© 2024 Blue Ridge Public Radio
Blue Ridge Mountains banner background
Your source for information and inspiration in Western North Carolina.
Play Live Radio
Next Up:
0:00 0:00
Available On Air Stations

When All Signs Point to 'No,' Terpsicorps Founder Heather Maloy Bulls Ahead with a Determined 'Yes'

Matt Peiken | BPR News

Like a lot of excited, ambitious entrepreneurs, Heather Maloy put her head down and bulled forward with her plan: She wanted to create a fulltime professional ballet company in Asheville.

“With it being a summer tourist community and being very alive in the summer, it seemed like a great starting point,” she said. “But I wasn’t really thinking fully how to get past that summer point to a year-round point.”

So the three-year plan Maloy drafted 15 years ago is still sitting in a drawer. Terpsicorps Theatre of Dance is still a summer program, Maloy still draws a handful of elite young artists to dance for her and, every year since moving to Asheville to start her company, Maloy scrambles for money, wondering whether the upcoming season will be her last.

Terpsicorps is rehearsing a new piece Maloy choreographed as an honest homage to Zelda Fitzgerald, set to the swing and swagger of the roaring ‘20s. Performances are June 21-23 at the Diana Wortham Theatre in Asheville.

“We just are not a town that seems able to support large performing arts organizations,” she said. “The symphony is doing way better all of the sudden, it seems, but it’s always been a challenge and there have been so many years where I have been like swallowing it, counting on the fact I have never not paid my dancers. I have not paid myself, but I have never not paid my dancers.”

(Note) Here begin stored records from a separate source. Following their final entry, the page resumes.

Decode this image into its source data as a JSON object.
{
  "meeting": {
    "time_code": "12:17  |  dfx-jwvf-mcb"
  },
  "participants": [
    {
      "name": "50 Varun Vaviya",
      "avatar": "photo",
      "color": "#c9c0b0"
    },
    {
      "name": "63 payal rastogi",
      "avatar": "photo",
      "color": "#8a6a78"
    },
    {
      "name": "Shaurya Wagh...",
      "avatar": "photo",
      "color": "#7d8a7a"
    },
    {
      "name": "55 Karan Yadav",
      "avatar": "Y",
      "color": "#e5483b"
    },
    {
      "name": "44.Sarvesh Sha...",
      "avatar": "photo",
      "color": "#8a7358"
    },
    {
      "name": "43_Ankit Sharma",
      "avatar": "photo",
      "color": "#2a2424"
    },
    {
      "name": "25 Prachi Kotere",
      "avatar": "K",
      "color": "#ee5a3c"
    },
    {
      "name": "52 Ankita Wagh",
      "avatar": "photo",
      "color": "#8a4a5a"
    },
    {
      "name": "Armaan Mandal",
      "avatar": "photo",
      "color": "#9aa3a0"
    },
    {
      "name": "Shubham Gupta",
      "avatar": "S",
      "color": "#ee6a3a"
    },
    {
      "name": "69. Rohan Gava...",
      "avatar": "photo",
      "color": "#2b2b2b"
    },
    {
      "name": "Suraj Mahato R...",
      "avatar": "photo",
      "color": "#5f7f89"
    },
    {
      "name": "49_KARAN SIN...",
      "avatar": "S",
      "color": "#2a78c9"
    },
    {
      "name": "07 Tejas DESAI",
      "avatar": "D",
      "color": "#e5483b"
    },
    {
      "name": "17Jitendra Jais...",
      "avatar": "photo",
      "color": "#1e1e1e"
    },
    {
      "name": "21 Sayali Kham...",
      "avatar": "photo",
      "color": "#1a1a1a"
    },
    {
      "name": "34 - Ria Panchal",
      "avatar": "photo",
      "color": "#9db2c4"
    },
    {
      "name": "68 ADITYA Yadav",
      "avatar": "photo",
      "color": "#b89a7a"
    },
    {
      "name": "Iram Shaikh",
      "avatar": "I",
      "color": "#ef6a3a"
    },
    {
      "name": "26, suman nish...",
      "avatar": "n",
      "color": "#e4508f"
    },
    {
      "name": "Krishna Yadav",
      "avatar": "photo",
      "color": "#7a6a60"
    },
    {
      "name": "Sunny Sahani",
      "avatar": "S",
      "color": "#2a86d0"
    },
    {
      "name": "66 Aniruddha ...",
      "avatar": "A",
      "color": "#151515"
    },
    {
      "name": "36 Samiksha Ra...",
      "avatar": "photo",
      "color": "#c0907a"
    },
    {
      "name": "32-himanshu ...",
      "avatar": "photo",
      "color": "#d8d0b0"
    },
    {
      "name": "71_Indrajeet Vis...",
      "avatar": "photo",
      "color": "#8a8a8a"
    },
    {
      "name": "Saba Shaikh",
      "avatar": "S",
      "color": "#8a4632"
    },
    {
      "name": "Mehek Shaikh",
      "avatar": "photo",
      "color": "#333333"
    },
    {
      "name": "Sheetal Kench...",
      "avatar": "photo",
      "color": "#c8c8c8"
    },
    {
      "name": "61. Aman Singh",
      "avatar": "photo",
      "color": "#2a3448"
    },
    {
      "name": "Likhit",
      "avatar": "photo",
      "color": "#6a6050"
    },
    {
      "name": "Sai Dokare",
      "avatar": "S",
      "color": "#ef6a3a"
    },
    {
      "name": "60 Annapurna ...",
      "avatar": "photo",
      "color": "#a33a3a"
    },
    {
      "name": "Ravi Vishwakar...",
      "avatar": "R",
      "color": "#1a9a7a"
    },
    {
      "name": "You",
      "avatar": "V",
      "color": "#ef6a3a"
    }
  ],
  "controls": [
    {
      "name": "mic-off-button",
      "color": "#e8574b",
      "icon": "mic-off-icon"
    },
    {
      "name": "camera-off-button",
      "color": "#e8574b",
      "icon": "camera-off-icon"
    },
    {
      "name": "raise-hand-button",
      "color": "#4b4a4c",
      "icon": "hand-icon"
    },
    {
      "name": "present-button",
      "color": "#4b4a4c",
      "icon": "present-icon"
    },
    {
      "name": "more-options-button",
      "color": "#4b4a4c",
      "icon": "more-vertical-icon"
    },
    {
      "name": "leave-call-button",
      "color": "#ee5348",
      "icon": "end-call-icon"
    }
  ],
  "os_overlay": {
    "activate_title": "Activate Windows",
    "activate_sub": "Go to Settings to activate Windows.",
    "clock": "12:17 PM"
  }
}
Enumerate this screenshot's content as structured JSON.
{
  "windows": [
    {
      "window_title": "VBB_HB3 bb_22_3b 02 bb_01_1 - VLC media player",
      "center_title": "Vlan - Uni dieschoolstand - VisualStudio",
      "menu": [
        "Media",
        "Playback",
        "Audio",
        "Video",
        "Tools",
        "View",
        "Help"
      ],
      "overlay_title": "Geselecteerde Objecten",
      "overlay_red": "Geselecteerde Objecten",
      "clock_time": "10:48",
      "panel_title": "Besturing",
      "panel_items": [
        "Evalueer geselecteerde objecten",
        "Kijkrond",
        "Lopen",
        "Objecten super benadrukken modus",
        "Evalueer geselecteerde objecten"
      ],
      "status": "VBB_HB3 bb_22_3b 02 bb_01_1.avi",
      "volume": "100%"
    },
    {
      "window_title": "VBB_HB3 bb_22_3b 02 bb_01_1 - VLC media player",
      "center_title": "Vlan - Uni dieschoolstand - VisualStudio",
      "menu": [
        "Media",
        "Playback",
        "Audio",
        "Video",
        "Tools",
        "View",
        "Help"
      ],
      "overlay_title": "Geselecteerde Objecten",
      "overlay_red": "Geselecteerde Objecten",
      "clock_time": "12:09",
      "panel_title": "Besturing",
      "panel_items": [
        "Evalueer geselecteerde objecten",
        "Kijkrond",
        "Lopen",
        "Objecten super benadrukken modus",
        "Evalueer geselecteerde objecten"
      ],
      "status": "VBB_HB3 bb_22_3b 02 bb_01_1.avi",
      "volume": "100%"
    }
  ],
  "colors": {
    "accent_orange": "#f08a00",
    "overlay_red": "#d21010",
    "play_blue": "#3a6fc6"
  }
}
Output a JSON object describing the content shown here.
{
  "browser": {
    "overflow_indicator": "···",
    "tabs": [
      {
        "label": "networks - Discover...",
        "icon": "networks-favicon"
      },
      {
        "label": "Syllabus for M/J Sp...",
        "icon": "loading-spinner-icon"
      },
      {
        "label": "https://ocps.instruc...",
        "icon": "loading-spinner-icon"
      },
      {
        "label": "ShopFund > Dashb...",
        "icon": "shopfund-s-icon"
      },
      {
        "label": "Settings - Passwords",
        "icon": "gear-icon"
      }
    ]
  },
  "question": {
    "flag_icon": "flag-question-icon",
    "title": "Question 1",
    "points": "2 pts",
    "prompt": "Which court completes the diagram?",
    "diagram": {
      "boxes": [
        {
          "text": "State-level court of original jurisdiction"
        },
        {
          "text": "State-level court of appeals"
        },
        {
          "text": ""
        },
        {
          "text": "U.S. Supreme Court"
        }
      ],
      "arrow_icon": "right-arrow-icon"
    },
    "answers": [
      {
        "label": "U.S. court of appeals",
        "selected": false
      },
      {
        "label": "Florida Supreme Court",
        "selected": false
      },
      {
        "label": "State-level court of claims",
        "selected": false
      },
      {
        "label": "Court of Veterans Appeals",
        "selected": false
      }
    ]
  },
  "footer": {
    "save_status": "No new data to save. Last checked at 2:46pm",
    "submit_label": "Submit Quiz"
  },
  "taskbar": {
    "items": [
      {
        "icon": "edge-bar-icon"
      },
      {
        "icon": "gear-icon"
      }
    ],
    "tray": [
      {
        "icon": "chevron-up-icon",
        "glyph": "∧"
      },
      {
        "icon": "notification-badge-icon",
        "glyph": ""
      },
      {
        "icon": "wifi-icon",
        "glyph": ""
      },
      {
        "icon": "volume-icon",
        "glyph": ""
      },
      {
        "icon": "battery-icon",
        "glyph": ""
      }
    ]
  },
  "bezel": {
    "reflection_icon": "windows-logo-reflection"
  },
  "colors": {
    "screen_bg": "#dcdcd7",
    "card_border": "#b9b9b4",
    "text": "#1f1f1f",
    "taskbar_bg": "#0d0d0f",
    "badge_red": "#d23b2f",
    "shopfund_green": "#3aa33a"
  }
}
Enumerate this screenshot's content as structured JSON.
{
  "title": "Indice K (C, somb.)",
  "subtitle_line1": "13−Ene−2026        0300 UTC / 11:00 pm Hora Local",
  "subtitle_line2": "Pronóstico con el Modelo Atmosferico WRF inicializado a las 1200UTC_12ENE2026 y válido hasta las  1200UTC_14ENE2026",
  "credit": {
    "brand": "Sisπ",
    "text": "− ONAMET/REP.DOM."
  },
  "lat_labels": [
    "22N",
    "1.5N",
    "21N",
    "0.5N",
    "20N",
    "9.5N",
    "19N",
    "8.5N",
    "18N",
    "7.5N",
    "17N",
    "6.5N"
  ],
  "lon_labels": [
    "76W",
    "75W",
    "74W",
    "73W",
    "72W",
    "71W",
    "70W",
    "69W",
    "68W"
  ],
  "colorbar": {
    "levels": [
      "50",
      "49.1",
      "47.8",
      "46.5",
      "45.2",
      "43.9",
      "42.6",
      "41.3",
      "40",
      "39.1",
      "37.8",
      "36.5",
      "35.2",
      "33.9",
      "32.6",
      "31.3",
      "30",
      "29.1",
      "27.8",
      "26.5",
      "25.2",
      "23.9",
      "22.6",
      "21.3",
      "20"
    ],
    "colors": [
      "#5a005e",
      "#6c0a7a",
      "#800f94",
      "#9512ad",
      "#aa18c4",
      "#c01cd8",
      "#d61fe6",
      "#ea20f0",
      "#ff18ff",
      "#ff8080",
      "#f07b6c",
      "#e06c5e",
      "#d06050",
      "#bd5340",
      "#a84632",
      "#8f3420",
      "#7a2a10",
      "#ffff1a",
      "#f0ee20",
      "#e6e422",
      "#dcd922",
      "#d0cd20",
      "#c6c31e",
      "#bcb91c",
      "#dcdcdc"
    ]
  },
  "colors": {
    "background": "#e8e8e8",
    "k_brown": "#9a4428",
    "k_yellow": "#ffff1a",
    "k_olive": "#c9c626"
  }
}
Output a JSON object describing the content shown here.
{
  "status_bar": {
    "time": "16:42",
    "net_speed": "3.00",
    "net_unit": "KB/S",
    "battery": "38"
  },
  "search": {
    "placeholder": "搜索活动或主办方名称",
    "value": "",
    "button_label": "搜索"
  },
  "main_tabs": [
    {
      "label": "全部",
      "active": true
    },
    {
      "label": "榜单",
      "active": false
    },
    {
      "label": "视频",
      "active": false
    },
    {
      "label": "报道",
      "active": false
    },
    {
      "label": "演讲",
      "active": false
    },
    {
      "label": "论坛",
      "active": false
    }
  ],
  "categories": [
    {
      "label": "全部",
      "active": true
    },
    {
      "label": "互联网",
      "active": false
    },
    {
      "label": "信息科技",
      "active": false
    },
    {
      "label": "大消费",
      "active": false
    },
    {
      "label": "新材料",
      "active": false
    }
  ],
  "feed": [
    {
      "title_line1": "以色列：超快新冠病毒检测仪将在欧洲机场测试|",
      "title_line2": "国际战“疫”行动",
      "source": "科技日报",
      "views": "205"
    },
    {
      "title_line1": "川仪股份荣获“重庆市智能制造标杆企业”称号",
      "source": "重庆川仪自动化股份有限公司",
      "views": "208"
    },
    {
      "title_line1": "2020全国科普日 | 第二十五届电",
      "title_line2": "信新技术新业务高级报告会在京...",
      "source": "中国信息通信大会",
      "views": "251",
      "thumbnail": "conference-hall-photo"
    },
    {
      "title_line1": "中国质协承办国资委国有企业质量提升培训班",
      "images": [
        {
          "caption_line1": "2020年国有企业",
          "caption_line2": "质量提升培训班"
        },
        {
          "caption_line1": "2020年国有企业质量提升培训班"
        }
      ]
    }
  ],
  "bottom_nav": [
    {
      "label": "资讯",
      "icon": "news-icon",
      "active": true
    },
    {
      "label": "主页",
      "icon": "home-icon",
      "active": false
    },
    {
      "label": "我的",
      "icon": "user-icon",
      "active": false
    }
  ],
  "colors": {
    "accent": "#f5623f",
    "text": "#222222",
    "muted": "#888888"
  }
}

Maloy says it’s more difficult setting new work on the company since reluctantly leaving the dance floor herself. She danced with Terpsicorps during its first three years.

“The pieces I used to create are so hard on the dancers. Jump, fall, jump fall, constant running, just extremely aerobic,” she said “I’m still creating pieces that are hard, but they’re not as intense as they used to be.”

Maloy grew up in a tiny Pinnacle, N.C., a suburb of Winston-Salem. Her parents were hippies who’d moved there from the Northeast. There was no school in Pinnacle to channel Maloy’s incessant dancing, so Maloy’s mother opened a dance school of her own.

“I was not born with a traditional ballet body at all, and she would say to me all the time ‘You’re not going to be a ballet dancer, probably,’” she recalled. “But there was no telling me it wasn’t going to happen for me.”

After high school, Maloy was accepted into North Carolina Dance Theatre, which later became the Charlotte Ballet. At the time, she was the youngest dancer ever brought into the fulltime company.

“Whatever I didn’t have in traditional ballet body and flexibility I would make up for with artistry and personality on stage,” she said. “Even choreographers who were not as excited about the look of me as a dancer would wind up putting me into work anyway when they saw what I was able to portray on stage.”

Maloy began setting work on fellow company members, then saw Asheville as the perfect home, despite not knowing anyone here. Almost nobody came to a lavish fundraiser at the Orange Peel to launch her company and her business partner suddenly left before the dancers made their first leaps.

“It was awful, but I’d already started everything, so I just thought ‘Well, I’ll do it on my own,’” she said.

The company bounced from rehearsal space to rehearsal space, and Maloy had run out of money. But during the premiere production at Diana Wortham Theatre, Maloy watched a packed audience give standing ovations after the first two acts.

“I got up on stage before the third act and I started to cry and just lost it,” she recalled. “I said was ‘There’s no way I can pay these people you’re looking at,’ and if you’re interested in having this company be part of the scene in Asheville, we need money and we need it now. And we got enough money that night to pay the dancers that night and cover the next show.”

Maloy hasn’t abandoned her ideal of building into a year-round, full-time company. She has simply stopped defining that as the apex of success.

“I would like to have a year-round company and dancers I’m supporting, and I think that’s part of what I miss about my life as a dancer,” she said. “At North Carolina Dance Theatre, we were such a family together. You become so close with all the people you work with, and I miss my dancer family.”


Matt Peiken was BPR’s first full-time arts journalist.
Related Content